The majority British workers claim they have been made ill by their job, according to new research.
A study compiled by the Work Life Balance Centre and the universities of Keele, Coventry and Wolverhampton found that two-thirds of workers surveyed claimed they had become ill as a result of the stresses of their job, while nearly half said they had suffered from depression as a result of being unhappy at work.
"I would urge all employers to look carefully at these issues and arrange access to the appropriate forms of help, as it's in the long-term interests of the business to support healthy, and ultimately productive, employees," said Julie Hurst, director of the Work Life Balance Centre.
She also described the increasing levels of depression and anxiety in the work place as a "silent epidemic".
While one in ten workers said they worked more than 49 hours each work, only one in every 100 was actually contracted to do so.
The research also revealed that 80 per cent of people said they felt they were fighting a constant battle in trying to balance the demands of work and home life.

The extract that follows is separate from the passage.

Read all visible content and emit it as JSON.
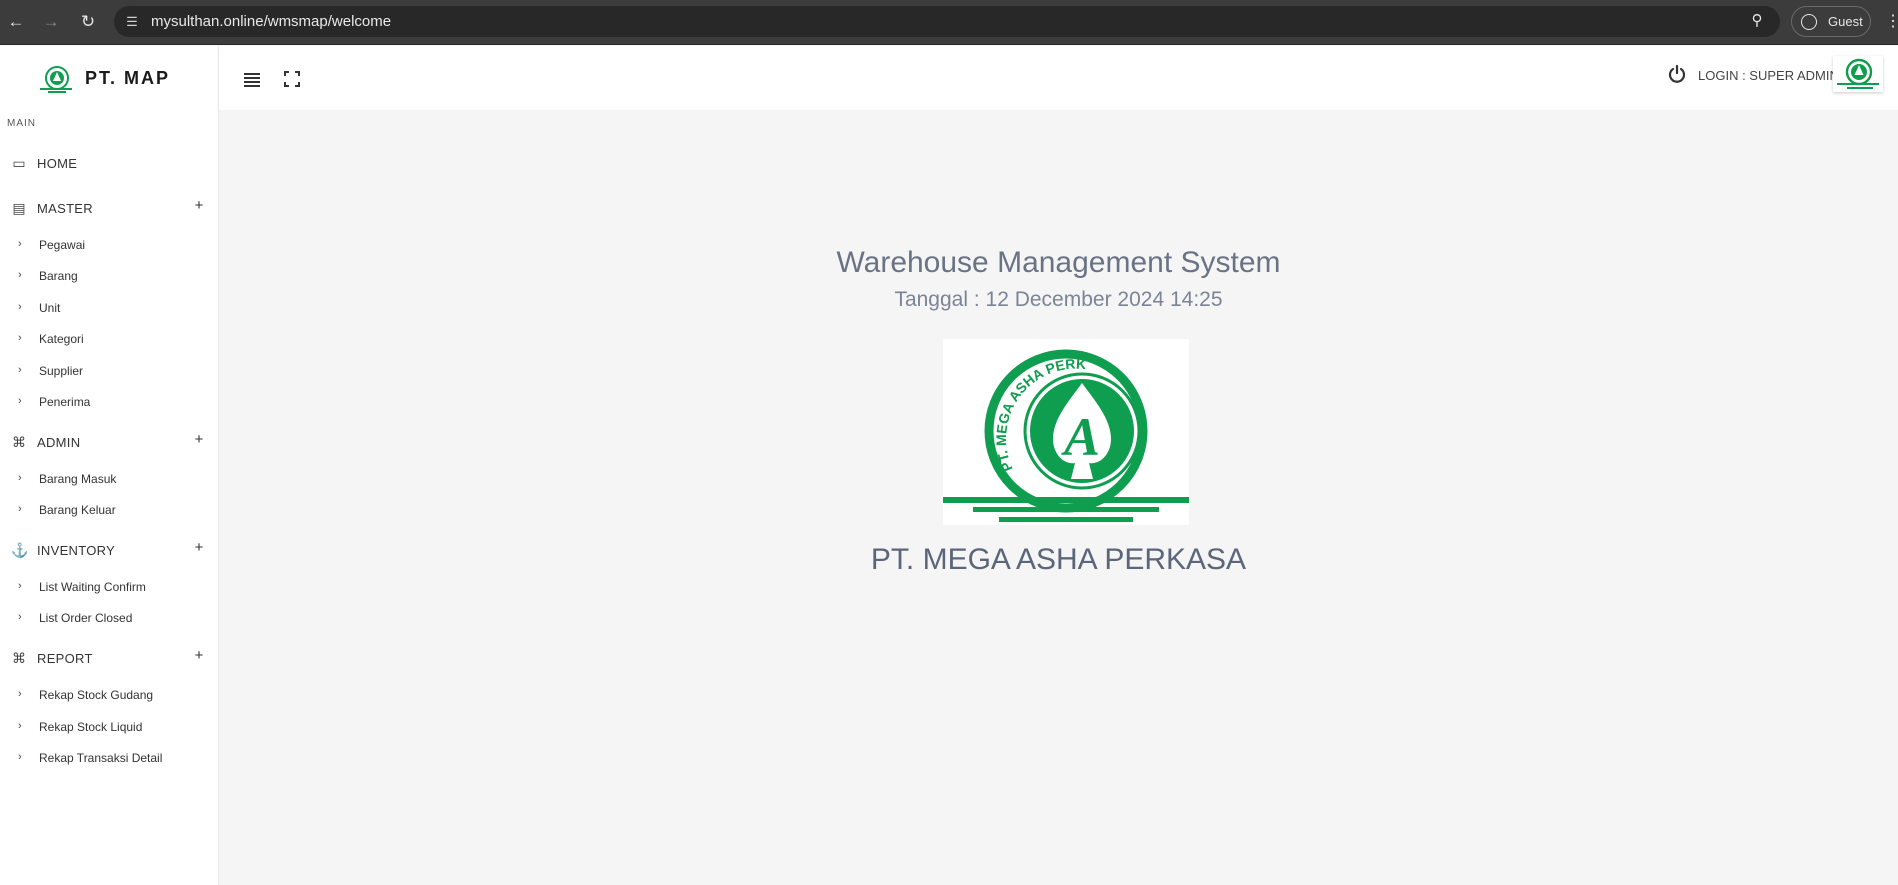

The study was compiled using the answers of 3,300 workers who filled out an online poll.